In the records that follow, find each line containing "JSON" and copy it.
(SUPPLIED RECORDS begins)
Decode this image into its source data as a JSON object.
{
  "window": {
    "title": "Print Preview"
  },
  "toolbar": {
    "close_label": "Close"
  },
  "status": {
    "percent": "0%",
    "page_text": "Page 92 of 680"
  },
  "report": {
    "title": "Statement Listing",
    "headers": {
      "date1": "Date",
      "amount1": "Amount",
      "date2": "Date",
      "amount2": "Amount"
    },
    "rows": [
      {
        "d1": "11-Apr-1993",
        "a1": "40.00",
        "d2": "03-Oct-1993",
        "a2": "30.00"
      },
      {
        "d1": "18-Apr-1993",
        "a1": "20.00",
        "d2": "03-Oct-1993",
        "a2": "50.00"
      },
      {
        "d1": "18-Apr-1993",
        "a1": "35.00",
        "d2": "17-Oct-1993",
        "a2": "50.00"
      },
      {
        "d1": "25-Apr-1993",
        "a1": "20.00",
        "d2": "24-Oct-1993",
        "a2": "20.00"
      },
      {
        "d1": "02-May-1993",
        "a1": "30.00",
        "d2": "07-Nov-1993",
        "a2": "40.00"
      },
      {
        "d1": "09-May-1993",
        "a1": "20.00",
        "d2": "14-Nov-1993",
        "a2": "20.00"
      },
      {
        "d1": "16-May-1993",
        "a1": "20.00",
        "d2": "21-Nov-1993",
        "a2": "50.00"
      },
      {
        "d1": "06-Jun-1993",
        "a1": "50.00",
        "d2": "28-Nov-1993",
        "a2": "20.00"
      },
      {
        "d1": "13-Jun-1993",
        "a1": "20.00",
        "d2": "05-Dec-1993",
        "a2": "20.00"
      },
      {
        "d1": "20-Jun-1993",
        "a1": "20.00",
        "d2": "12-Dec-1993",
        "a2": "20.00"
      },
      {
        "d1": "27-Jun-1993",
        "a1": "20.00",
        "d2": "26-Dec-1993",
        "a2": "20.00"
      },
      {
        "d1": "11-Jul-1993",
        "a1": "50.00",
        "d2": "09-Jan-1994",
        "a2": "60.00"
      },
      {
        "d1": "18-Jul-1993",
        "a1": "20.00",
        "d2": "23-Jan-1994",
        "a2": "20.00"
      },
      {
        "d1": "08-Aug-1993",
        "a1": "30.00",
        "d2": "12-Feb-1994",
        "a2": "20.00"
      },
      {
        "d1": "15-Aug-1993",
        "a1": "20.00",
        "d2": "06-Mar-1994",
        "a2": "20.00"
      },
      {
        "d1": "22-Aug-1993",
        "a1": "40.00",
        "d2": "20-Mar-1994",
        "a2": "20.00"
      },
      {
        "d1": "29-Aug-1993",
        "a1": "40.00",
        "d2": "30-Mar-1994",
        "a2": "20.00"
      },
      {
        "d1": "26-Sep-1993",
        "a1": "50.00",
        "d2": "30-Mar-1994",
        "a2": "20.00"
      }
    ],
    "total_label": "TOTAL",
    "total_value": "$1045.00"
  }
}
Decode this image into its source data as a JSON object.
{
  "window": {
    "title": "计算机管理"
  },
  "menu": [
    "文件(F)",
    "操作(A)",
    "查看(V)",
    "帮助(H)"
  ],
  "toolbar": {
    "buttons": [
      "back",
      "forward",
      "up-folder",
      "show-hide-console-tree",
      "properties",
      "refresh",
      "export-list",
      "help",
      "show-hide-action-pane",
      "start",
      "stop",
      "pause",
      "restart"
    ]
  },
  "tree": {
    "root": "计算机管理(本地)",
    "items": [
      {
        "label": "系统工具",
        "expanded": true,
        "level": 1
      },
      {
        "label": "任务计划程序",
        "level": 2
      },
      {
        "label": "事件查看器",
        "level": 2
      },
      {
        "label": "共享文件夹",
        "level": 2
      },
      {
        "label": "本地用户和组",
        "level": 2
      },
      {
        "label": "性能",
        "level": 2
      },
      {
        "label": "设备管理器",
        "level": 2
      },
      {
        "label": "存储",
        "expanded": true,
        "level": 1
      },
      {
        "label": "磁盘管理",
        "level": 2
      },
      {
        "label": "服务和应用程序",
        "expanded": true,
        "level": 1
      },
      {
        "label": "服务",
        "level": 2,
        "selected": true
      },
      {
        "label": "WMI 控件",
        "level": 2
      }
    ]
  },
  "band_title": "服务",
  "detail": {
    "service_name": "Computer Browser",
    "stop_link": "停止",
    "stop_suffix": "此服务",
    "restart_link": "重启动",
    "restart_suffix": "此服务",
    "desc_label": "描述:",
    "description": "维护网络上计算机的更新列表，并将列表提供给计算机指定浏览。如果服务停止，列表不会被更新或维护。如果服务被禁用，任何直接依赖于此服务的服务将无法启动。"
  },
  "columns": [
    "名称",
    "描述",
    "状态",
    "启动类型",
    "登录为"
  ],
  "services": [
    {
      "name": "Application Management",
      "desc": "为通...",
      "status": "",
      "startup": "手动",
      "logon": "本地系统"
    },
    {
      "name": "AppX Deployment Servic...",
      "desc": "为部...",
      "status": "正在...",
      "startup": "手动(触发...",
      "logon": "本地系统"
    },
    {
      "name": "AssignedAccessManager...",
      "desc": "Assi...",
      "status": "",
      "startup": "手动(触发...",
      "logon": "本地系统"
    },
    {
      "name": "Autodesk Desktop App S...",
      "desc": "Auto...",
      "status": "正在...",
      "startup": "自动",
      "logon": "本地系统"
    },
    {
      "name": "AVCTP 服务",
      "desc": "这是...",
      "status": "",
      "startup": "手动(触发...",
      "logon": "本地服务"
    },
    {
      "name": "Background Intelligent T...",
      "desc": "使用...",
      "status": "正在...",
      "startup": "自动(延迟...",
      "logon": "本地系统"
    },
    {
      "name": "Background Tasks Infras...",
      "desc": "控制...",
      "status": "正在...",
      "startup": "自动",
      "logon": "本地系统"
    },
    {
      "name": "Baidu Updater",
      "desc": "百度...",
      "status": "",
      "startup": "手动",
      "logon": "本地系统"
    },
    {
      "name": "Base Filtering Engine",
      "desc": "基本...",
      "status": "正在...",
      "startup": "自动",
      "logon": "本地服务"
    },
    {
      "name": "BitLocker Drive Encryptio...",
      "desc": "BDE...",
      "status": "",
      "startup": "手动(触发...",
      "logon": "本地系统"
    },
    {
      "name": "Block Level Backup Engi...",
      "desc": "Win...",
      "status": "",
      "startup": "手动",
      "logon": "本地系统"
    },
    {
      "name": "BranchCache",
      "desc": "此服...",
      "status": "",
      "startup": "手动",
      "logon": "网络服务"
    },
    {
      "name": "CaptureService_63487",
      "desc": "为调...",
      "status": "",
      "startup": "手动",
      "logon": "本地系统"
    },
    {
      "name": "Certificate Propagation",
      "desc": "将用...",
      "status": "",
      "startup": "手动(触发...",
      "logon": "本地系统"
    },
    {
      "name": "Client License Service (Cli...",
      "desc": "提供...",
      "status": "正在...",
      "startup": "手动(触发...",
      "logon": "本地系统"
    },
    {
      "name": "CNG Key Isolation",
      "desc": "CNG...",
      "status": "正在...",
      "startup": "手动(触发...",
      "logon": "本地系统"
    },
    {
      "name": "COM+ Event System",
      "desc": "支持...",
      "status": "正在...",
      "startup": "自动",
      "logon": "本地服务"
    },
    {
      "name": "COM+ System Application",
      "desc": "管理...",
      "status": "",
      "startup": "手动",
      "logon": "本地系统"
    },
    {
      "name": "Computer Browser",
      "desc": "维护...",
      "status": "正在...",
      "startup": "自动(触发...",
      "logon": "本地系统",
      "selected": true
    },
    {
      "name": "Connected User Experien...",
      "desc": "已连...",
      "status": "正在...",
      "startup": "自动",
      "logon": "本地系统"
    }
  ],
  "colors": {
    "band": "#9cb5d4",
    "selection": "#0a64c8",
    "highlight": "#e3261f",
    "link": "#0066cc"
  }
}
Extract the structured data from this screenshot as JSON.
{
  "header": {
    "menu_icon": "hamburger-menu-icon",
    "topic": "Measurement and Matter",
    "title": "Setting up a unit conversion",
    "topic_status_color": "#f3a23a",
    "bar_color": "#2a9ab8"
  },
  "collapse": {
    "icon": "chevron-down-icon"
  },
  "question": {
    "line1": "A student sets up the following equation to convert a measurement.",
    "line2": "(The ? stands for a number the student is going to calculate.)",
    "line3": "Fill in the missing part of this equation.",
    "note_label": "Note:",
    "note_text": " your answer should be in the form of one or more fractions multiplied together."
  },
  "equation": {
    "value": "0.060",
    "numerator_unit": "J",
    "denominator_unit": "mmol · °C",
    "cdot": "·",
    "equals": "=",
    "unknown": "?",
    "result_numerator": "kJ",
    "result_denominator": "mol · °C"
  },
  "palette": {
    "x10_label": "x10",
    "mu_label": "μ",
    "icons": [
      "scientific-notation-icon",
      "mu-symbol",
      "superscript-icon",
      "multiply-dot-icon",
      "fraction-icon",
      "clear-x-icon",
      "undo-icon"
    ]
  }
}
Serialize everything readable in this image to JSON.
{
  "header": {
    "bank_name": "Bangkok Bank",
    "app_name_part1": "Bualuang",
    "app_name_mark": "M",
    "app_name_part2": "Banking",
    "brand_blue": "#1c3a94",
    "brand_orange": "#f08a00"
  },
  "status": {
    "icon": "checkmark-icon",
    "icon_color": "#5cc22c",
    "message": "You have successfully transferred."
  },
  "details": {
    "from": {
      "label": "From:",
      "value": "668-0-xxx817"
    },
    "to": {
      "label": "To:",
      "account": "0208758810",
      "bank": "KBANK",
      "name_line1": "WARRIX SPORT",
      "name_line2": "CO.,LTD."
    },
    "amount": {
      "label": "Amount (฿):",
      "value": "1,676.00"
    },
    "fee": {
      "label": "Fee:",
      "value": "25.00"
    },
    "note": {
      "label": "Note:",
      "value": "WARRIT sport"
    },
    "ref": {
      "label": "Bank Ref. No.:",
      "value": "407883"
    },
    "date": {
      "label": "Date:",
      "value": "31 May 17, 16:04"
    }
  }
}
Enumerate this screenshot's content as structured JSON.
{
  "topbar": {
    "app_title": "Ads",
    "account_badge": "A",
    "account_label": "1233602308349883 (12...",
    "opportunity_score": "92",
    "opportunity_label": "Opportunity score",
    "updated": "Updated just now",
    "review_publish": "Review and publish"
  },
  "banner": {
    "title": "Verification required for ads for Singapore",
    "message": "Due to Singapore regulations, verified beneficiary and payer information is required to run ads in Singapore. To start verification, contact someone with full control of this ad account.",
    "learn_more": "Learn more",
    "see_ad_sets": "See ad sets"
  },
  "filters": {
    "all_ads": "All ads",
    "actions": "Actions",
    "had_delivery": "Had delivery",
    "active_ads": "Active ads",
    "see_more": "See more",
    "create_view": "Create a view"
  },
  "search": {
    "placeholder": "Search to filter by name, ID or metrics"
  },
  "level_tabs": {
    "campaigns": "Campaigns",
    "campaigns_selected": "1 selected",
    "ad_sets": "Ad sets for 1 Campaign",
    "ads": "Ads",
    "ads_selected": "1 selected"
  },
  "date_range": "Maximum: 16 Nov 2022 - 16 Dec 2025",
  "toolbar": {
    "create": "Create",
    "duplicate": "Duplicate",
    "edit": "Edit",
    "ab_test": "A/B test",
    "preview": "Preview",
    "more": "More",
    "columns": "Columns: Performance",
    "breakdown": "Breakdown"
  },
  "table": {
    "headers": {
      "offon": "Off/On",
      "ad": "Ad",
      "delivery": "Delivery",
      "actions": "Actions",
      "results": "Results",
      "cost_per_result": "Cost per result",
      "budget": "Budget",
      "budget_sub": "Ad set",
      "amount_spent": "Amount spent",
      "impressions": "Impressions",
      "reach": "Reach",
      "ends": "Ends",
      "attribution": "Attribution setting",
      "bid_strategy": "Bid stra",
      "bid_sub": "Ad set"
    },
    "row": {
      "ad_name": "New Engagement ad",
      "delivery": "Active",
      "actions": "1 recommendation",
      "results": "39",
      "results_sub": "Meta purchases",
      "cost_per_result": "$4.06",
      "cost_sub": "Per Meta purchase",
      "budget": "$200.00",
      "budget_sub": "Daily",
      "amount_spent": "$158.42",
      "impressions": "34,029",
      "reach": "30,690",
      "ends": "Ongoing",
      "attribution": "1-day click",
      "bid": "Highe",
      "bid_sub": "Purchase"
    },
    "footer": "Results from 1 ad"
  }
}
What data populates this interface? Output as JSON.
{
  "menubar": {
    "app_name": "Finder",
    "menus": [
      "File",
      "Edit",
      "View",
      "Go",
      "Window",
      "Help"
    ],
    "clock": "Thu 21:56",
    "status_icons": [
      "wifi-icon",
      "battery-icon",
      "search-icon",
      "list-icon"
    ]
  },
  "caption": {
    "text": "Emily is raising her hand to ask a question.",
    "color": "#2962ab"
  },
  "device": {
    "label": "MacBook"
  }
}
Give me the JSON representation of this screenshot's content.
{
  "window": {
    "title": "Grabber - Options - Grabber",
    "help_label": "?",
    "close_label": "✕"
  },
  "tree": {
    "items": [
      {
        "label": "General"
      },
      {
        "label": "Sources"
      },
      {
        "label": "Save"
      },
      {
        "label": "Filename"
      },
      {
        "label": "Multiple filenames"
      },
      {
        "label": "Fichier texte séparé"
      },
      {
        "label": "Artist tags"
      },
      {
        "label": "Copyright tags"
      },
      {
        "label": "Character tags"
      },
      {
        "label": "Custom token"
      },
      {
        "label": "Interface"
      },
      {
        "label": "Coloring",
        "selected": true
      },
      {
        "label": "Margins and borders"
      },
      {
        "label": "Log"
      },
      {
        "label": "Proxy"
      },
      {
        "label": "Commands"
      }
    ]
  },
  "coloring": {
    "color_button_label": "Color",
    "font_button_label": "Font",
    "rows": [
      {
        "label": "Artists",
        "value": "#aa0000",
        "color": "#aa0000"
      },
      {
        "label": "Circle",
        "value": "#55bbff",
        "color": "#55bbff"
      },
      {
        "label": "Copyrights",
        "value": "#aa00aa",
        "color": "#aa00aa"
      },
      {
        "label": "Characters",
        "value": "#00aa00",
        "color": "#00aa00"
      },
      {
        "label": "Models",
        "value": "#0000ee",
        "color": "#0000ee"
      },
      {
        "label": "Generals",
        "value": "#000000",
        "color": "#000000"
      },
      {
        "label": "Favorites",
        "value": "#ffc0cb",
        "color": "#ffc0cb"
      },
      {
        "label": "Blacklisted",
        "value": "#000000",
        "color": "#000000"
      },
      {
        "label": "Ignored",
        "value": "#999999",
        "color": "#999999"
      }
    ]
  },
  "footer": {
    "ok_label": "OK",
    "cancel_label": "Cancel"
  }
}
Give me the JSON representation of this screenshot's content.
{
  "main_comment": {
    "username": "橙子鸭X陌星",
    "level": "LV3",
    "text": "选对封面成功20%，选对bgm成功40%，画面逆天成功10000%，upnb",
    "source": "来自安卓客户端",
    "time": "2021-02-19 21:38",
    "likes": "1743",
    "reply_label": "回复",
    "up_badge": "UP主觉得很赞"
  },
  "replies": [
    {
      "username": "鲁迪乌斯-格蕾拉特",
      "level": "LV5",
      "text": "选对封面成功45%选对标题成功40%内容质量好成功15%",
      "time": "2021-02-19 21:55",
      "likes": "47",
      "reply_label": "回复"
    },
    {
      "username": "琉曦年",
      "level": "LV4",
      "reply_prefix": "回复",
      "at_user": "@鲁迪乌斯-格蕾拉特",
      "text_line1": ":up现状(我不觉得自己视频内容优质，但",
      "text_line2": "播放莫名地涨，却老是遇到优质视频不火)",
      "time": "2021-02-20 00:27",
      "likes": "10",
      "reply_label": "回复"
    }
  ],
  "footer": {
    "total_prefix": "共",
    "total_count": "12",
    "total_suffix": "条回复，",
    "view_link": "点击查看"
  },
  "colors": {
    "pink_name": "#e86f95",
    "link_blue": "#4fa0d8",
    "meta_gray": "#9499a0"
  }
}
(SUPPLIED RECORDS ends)
== WORKED SOLUTION ==
Decode this image into its source data as a JSON object.
Decode this image into its source data as a JSON object.
Extract the structured data from this screenshot as JSON.
Serialize everything readable in this image to JSON.
Enumerate this screenshot's content as structured JSON.
What data populates this interface? Output as JSON.
Give me the JSON representation of this screenshot's content.
Give me the JSON representation of this screenshot's content.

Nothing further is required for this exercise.